Israeli authorities repeatedly refused to allow a Palestinian man from the Gaza Strip to receive medical treatment in the West Bank, denying his travel permit on security grounds, despite the fact that he has been in a coma for over a month.
Physicians for Human Rights—Israel (PHR) attempted to intervene on the Abed al-Karim Abu Haloub’s behalf, twice appealing the decision to reject his permit request to no avail. The fact that Abu Haloub is comatose and connected to a ventilator was not enough to allay Israel’s concerns that he might pose a security threat.
The Shin Bet and IDF only lifted the security ban when faced with the prospect of the absurd refusal being exposed publicly, when Walla! News journalist Shabtai Bendat began inquiring about the case.
Abed al-Karim Abu Haloub has been in a coma in a Gaza Strip hospital for over 40 days and requires treatment that isn’t available in the Strip. The first request for a permit to move him to a hospital in Hebron was sent to the Israeli military in late October.
“According to medical records, the patient’s condition has significantly deteriorated and his life is in immediate danger,” Physicians for Human Rights wrote to the Israeli army in the letter appealing its rejection of the entry permit.
“His incapacitated condition and his inability to function makes your rejection on security grounds illogical,” the letter continued, according to Walla!. “In accordance with international law and Israeli legal precedents, it is Israel’s responsibility to allow a patient to receive medical care outside of the Gaza Strip.”

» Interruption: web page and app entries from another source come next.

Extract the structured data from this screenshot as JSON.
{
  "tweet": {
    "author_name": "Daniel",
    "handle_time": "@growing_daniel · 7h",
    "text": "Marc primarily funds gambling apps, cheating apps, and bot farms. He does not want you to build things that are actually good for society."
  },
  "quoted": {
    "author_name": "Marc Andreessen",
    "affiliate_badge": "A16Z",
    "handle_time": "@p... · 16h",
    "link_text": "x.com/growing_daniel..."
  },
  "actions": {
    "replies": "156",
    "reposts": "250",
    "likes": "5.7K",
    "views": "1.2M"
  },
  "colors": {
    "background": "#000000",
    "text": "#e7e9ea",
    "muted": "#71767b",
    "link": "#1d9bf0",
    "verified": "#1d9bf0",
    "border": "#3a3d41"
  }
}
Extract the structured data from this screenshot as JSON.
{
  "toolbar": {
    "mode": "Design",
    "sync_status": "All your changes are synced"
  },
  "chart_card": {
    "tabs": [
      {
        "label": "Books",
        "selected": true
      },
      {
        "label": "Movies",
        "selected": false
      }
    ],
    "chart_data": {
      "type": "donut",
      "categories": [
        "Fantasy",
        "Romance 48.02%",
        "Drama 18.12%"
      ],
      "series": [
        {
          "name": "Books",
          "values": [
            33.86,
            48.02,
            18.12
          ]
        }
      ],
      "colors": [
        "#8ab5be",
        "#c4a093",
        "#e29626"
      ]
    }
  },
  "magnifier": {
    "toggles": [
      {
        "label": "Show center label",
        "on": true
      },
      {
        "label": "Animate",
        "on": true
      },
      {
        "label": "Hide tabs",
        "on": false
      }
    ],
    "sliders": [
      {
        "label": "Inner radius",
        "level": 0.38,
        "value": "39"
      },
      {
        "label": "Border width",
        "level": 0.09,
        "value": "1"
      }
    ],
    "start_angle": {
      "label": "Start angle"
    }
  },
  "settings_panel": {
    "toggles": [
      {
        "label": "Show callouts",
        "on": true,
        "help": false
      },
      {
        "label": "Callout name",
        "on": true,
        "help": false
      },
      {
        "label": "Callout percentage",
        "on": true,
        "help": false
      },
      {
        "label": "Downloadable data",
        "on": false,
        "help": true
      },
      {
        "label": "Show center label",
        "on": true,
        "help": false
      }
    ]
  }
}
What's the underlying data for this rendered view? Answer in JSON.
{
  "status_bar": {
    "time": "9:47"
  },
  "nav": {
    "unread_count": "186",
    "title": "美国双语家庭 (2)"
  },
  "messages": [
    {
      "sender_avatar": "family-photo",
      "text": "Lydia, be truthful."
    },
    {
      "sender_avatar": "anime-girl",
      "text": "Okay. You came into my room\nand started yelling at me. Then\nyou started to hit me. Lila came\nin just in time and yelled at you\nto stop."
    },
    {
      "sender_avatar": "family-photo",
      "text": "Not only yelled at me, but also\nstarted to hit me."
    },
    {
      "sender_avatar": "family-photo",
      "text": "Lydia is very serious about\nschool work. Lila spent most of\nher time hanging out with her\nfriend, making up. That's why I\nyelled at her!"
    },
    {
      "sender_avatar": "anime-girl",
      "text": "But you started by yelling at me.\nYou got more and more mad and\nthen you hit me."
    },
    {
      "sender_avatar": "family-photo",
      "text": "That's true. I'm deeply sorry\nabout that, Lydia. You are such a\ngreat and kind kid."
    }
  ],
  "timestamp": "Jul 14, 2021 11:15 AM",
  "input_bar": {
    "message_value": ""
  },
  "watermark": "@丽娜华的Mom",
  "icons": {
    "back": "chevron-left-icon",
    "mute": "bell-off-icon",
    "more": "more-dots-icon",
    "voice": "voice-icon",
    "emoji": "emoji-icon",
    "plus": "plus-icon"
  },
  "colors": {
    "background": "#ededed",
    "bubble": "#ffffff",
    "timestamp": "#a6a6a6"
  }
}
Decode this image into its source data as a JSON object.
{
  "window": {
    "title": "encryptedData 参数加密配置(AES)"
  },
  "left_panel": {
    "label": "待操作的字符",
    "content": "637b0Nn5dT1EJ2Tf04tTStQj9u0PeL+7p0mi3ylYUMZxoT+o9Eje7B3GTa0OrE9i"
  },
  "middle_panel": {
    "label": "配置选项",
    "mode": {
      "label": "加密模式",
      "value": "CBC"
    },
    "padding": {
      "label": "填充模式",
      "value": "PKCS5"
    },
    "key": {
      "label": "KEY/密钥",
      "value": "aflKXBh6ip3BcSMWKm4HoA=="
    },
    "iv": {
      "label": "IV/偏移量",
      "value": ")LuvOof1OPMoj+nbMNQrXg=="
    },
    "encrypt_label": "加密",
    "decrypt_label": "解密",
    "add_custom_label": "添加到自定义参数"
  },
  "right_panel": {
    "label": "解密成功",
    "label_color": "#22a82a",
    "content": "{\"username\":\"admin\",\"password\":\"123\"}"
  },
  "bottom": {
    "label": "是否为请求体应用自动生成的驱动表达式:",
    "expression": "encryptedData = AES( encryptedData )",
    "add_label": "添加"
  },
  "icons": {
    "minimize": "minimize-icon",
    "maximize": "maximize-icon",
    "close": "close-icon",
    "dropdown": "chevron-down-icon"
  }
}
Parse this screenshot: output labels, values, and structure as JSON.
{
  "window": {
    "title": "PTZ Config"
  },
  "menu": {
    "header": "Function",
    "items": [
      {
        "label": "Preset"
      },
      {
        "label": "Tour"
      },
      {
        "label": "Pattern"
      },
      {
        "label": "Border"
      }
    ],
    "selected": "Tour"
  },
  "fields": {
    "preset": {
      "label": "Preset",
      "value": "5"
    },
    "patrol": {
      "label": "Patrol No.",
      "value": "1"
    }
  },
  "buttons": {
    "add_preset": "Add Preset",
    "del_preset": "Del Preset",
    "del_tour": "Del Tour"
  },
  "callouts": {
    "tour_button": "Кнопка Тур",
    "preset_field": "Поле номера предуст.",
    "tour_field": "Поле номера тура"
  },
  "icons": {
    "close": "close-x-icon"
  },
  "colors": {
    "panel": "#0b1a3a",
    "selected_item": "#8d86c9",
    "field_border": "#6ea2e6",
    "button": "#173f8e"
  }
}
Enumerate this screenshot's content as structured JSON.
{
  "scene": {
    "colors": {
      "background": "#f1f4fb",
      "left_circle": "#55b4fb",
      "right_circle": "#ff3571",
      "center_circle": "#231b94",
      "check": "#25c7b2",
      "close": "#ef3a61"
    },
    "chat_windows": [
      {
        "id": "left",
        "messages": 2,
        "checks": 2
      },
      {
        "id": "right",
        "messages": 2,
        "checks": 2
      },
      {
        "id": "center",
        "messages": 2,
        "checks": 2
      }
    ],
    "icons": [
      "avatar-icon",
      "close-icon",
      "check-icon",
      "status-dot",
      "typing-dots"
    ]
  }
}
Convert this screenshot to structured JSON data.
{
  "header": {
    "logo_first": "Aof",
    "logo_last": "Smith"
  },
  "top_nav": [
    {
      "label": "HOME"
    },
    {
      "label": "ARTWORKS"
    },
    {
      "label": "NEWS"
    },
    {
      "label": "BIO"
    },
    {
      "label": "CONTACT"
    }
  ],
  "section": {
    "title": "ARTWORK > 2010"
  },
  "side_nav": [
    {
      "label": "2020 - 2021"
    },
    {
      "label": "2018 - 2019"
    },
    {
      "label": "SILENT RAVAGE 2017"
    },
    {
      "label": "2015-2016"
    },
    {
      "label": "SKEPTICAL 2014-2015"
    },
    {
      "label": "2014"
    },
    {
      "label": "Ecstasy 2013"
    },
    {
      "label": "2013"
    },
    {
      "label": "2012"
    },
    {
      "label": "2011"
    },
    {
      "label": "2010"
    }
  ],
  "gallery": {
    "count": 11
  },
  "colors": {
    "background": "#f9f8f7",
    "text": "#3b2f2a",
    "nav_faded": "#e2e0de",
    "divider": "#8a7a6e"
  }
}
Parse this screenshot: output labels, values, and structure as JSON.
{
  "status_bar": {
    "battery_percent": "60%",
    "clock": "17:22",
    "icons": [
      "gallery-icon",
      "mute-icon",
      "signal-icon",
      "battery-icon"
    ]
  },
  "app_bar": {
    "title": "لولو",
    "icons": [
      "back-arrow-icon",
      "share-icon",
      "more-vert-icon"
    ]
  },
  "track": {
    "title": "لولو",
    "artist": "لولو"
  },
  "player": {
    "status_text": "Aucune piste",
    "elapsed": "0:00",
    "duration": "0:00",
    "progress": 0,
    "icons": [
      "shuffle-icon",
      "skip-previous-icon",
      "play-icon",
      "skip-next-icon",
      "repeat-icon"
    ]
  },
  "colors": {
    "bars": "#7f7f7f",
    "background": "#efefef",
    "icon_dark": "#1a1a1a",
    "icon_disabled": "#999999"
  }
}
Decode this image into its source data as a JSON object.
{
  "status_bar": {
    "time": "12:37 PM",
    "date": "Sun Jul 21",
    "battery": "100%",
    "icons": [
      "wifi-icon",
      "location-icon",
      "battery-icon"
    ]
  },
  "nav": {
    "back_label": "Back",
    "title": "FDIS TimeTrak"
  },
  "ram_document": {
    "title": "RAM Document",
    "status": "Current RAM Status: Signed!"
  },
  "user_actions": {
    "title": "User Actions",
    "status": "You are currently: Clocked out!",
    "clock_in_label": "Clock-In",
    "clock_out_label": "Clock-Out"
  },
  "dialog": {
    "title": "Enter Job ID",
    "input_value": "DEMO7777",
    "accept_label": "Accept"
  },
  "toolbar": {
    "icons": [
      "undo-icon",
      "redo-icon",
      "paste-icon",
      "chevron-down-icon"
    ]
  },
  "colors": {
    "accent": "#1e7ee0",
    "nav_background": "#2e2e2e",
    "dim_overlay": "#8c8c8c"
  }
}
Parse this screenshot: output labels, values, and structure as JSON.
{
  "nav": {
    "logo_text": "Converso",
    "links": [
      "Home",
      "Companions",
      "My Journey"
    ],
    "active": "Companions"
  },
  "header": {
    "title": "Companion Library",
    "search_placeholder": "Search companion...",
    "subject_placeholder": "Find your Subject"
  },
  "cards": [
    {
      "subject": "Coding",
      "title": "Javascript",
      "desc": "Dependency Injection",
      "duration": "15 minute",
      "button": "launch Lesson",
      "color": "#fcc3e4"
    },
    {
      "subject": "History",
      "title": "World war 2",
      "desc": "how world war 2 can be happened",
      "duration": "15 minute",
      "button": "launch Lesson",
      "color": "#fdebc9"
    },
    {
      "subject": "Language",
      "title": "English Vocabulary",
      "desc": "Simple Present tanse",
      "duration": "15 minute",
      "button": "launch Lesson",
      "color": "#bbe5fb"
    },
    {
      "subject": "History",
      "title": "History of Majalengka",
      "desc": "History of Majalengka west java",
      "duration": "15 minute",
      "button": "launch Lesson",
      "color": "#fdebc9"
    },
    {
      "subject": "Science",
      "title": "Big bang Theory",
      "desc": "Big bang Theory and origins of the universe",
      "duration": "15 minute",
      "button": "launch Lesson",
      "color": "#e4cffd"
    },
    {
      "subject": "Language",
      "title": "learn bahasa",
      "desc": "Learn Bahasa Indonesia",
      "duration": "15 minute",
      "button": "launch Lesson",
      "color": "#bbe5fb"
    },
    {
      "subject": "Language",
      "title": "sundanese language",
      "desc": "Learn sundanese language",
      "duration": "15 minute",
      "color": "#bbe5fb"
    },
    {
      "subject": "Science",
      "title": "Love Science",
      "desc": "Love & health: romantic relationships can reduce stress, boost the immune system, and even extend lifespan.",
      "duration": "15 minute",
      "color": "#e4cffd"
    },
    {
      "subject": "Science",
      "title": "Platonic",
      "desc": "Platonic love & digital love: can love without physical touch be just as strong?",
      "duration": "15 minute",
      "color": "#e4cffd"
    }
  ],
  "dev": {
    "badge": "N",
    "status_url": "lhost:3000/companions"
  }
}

According to PHR, Abed al-Karim Abu Haloub’s is just one case reflective of a worrying trend over the past year in which Israel rejects travel permits for Palestinian patients who require treatment outside of Gaza. Many of those patients were being treated for serious illnesses like cancer or heart conditions, a number of whom had already begun life-saving treatments in Israeli or West Bank hospitals.
The avenues for challenging security blocks available to Palestinians are also becoming less effective, according to data published by PHR earlier this year. Whereas PHR says it was successful in overturning rejected permit requests over 60 percent in 2015, only 25 percent of rejected permit applications were reversed in the first half of 2016.
Israel withdrew its troops from the Gaza Strip 10 years ago but its military still controls its land and sea borders, airspace, maritime zone, population registry, and decides which people and what goods may enter and exit the Strip. While Gaza also has a land border with Egypt, the Rafah crossing is a passenger terminal only, is often closed; it has only been open 32 days in all of 2016, and most of that time only for humanitarian cases and to facilitate the Muslim pilgrimage.
In a report about its preliminary examination into alleged war crimes committed by Israel and Palestinians published this month, the International Criminal Court (ICC) prosecutor wrote, “it may be argued that Israel nonetheless remains an occupying power as a result of the scope and degree of control that Israel has retained over the territory of Gaza – a position that the Office [of the ICC Prosecutor] has previously taken.”
In a response provided to Walla! News, Israel’s Shin Bet security agency defended its initial decision to reject Abu Haloub’s entry permit by citing what it described as terrorist organizations trying to exploit Israel’s humanitarian policies.
“A string of cases were discovered in which medical reports were forged for Gaza Strip residents who requested to enter Israel for medical treatment,” the Shin Bet told Walla!. “Abed al-Karim Abu Haloub’s request was re-examined by security officials and it was decided to approve his entry into Israel, subject to the verification of his medical state upon arrival at the [border] crossing.”
In a 2015 New York Times profile on a growing market of false medical recommendations for exit permits in Gaza, Dr. Bassem al-Badri, the Palestinian medical official who runs Gaza’s medical referral office, assessed that some 10 percent the people requesting medical permits did not actually need medical care.
Twice rejecting a comatose man’s access to medical care, only approving it once approached by the media, suggests that authorities did not have genuine security concerns. The only conclusion is that they did not even examine Mr. Abu Haloub’s case, and used broad “security” grounds as an excuse to reject it out of hand, like is increasingly the case with permits of all types.